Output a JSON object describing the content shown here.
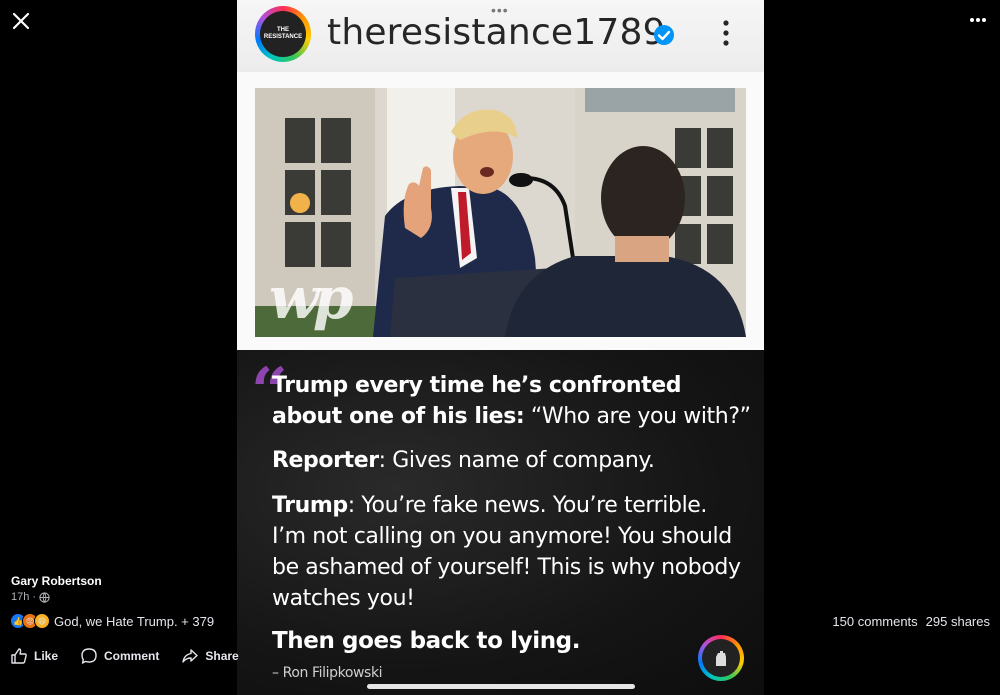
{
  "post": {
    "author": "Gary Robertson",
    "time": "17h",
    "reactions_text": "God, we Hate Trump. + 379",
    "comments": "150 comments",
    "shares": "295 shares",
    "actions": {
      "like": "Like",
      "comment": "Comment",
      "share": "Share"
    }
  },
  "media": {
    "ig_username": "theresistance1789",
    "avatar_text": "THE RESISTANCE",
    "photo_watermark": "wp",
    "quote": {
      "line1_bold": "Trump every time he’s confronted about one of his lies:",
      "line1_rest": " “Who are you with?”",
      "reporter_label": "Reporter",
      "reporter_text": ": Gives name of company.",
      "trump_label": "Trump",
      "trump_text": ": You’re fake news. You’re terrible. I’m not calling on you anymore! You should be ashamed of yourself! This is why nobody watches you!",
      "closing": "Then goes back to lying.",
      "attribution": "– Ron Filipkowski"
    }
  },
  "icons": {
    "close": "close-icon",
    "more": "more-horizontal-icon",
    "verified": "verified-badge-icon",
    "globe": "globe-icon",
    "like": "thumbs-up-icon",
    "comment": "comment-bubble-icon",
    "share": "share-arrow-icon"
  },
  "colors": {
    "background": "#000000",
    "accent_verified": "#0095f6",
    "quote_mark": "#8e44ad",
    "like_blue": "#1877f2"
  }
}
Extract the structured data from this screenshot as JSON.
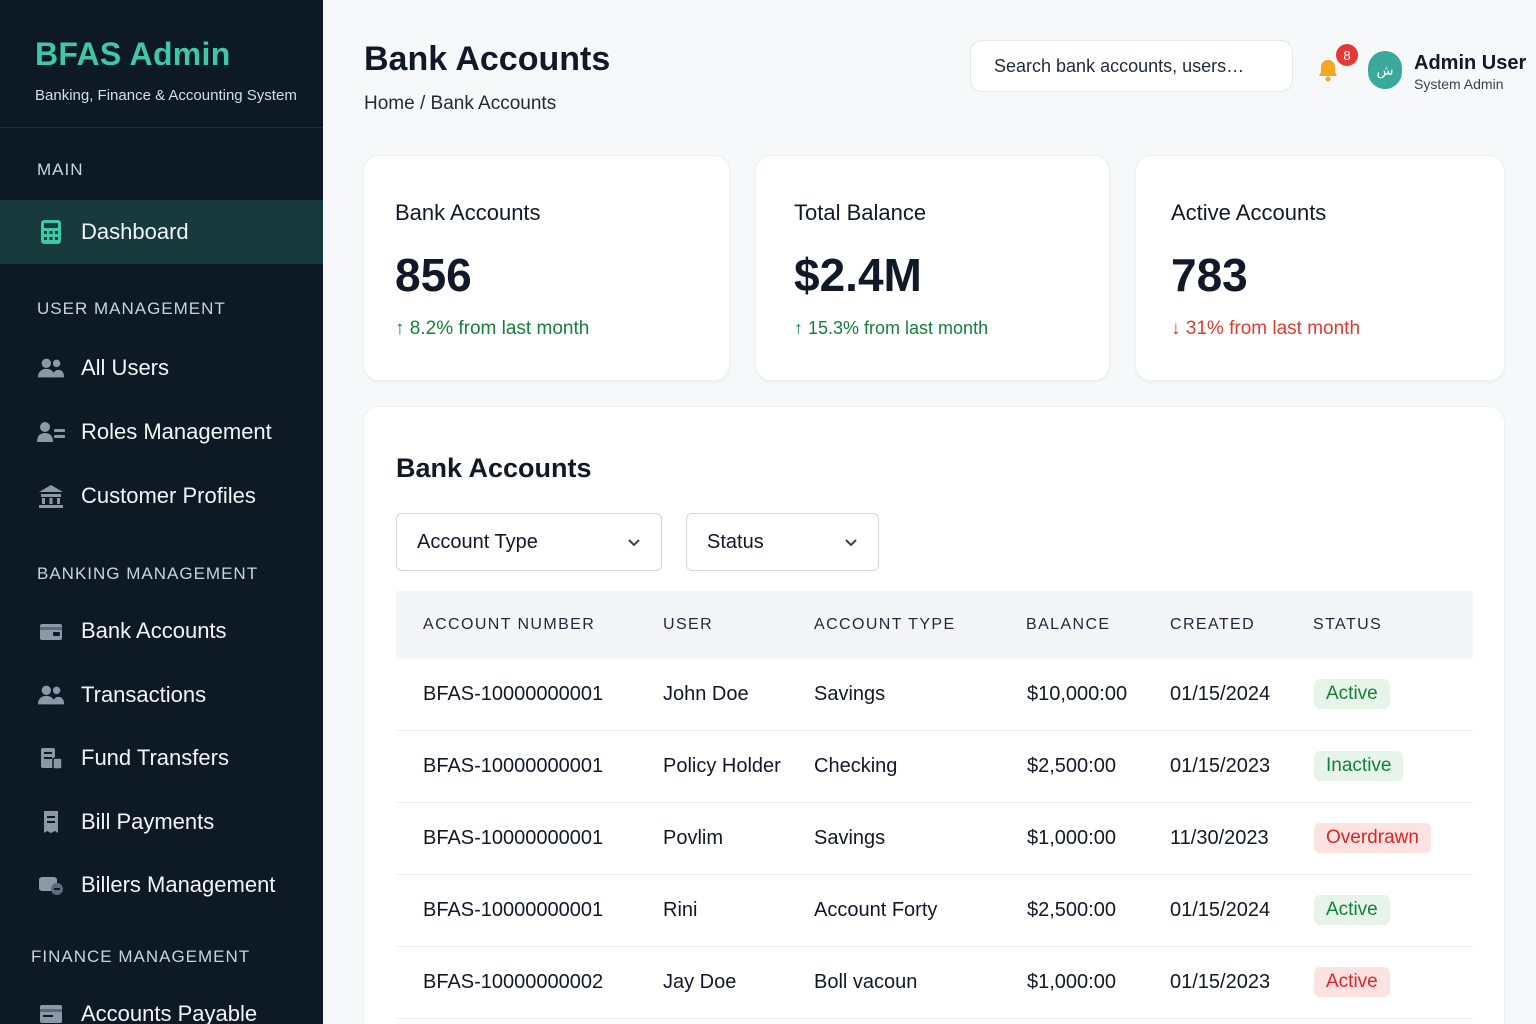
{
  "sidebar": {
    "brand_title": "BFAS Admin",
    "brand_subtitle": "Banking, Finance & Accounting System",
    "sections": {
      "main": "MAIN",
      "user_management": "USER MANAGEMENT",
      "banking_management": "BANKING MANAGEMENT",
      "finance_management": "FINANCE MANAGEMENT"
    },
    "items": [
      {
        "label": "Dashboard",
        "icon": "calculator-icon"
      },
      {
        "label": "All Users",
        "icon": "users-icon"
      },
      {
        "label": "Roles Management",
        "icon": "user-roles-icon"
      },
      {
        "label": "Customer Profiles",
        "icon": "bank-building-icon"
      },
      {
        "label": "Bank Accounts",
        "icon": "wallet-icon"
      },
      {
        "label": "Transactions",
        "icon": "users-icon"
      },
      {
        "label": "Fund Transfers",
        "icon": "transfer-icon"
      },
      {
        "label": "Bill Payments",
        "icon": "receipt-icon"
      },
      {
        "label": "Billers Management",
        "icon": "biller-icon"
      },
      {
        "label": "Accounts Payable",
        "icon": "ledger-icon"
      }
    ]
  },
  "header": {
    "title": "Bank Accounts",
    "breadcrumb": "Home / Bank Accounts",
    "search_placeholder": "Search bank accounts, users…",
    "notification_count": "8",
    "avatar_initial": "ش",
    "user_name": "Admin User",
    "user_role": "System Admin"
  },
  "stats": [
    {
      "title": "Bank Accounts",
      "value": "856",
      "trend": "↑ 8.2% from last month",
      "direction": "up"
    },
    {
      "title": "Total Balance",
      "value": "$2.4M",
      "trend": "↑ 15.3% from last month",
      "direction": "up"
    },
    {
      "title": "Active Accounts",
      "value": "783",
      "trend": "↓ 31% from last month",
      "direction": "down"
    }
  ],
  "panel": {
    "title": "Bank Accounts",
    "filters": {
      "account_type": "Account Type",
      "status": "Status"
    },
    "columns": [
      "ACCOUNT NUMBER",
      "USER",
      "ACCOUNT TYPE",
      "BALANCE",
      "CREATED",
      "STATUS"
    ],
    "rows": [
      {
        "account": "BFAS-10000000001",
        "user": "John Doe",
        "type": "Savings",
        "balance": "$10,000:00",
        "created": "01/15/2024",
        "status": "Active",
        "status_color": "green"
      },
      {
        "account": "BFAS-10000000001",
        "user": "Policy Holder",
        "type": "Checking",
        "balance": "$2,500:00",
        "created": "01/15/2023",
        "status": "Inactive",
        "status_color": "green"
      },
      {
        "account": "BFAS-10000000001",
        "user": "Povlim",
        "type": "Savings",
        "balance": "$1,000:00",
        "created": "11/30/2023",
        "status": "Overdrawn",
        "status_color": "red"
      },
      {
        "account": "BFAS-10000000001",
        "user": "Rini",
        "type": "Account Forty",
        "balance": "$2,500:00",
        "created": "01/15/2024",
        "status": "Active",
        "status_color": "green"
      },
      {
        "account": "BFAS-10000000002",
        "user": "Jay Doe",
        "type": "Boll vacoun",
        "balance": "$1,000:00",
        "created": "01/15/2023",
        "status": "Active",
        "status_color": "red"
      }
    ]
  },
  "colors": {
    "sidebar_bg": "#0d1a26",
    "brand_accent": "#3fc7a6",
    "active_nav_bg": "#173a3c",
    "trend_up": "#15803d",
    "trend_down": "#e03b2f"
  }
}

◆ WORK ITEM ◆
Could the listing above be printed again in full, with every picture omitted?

◆ EXERCISE OUTPUT ◆
Output a JSON object describing the content shown here.
{
  "post": {
    "author": "Gary Robertson",
    "time": "17h",
    "reactions_text": "God, we Hate Trump. + 379",
    "comments": "150 comments",
    "shares": "295 shares",
    "actions": {
      "like": "Like",
      "comment": "Comment",
      "share": "Share"
    }
  },
  "media": {
    "ig_username": "theresistance1789",
    "avatar_text": "THE RESISTANCE",
    "photo_watermark": "wp",
    "quote": {
      "line1_bold": "Trump every time he’s confronted about one of his lies:",
      "line1_rest": " “Who are you with?”",
      "reporter_label": "Reporter",
      "reporter_text": ": Gives name of company.",
      "trump_label": "Trump",
      "trump_text": ": You’re fake news. You’re terrible. I’m not calling on you anymore! You should be ashamed of yourself! This is why nobody watches you!",
      "closing": "Then goes back to lying.",
      "attribution": "– Ron Filipkowski"
    }
  },
  "icons": {
    "close": "close-icon",
    "more": "more-horizontal-icon",
    "verified": "verified-badge-icon",
    "globe": "globe-icon",
    "like": "thumbs-up-icon",
    "comment": "comment-bubble-icon",
    "share": "share-arrow-icon"
  },
  "colors": {
    "background": "#000000",
    "accent_verified": "#0095f6",
    "quote_mark": "#8e44ad",
    "like_blue": "#1877f2"
  }
}
Extract the structured data from this screenshot as JSON.
{
  "sidebar": {
    "brand_title": "BFAS Admin",
    "brand_subtitle": "Banking, Finance & Accounting System",
    "sections": {
      "main": "MAIN",
      "user_management": "USER MANAGEMENT",
      "banking_management": "BANKING MANAGEMENT",
      "finance_management": "FINANCE MANAGEMENT"
    },
    "items": [
      {
        "label": "Dashboard",
        "icon": "calculator-icon"
      },
      {
        "label": "All Users",
        "icon": "users-icon"
      },
      {
        "label": "Roles Management",
        "icon": "user-roles-icon"
      },
      {
        "label": "Customer Profiles",
        "icon": "bank-building-icon"
      },
      {
        "label": "Bank Accounts",
        "icon": "wallet-icon"
      },
      {
        "label": "Transactions",
        "icon": "users-icon"
      },
      {
        "label": "Fund Transfers",
        "icon": "transfer-icon"
      },
      {
        "label": "Bill Payments",
        "icon": "receipt-icon"
      },
      {
        "label": "Billers Management",
        "icon": "biller-icon"
      },
      {
        "label": "Accounts Payable",
        "icon": "ledger-icon"
      }
    ]
  },
  "header": {
    "title": "Bank Accounts",
    "breadcrumb": "Home / Bank Accounts",
    "search_placeholder": "Search bank accounts, users…",
    "notification_count": "8",
    "avatar_initial": "ش",
    "user_name": "Admin User",
    "user_role": "System Admin"
  },
  "stats": [
    {
      "title": "Bank Accounts",
      "value": "856",
      "trend": "↑ 8.2% from last month",
      "direction": "up"
    },
    {
      "title": "Total Balance",
      "value": "$2.4M",
      "trend": "↑ 15.3% from last month",
      "direction": "up"
    },
    {
      "title": "Active Accounts",
      "value": "783",
      "trend": "↓ 31% from last month",
      "direction": "down"
    }
  ],
  "panel": {
    "title": "Bank Accounts",
    "filters": {
      "account_type": "Account Type",
      "status": "Status"
    },
    "columns": [
      "ACCOUNT NUMBER",
      "USER",
      "ACCOUNT TYPE",
      "BALANCE",
      "CREATED",
      "STATUS"
    ],
    "rows": [
      {
        "account": "BFAS-10000000001",
        "user": "John Doe",
        "type": "Savings",
        "balance": "$10,000:00",
        "created": "01/15/2024",
        "status": "Active",
        "status_color": "green"
      },
      {
        "account": "BFAS-10000000001",
        "user": "Policy Holder",
        "type": "Checking",
        "balance": "$2,500:00",
        "created": "01/15/2023",
        "status": "Inactive",
        "status_color": "green"
      },
      {
        "account": "BFAS-10000000001",
        "user": "Povlim",
        "type": "Savings",
        "balance": "$1,000:00",
        "created": "11/30/2023",
        "status": "Overdrawn",
        "status_color": "red"
      },
      {
        "account": "BFAS-10000000001",
        "user": "Rini",
        "type": "Account Forty",
        "balance": "$2,500:00",
        "created": "01/15/2024",
        "status": "Active",
        "status_color": "green"
      },
      {
        "account": "BFAS-10000000002",
        "user": "Jay Doe",
        "type": "Boll vacoun",
        "balance": "$1,000:00",
        "created": "01/15/2023",
        "status": "Active",
        "status_color": "red"
      }
    ]
  },
  "colors": {
    "sidebar_bg": "#0d1a26",
    "brand_accent": "#3fc7a6",
    "active_nav_bg": "#173a3c",
    "trend_up": "#15803d",
    "trend_down": "#e03b2f"
  }
}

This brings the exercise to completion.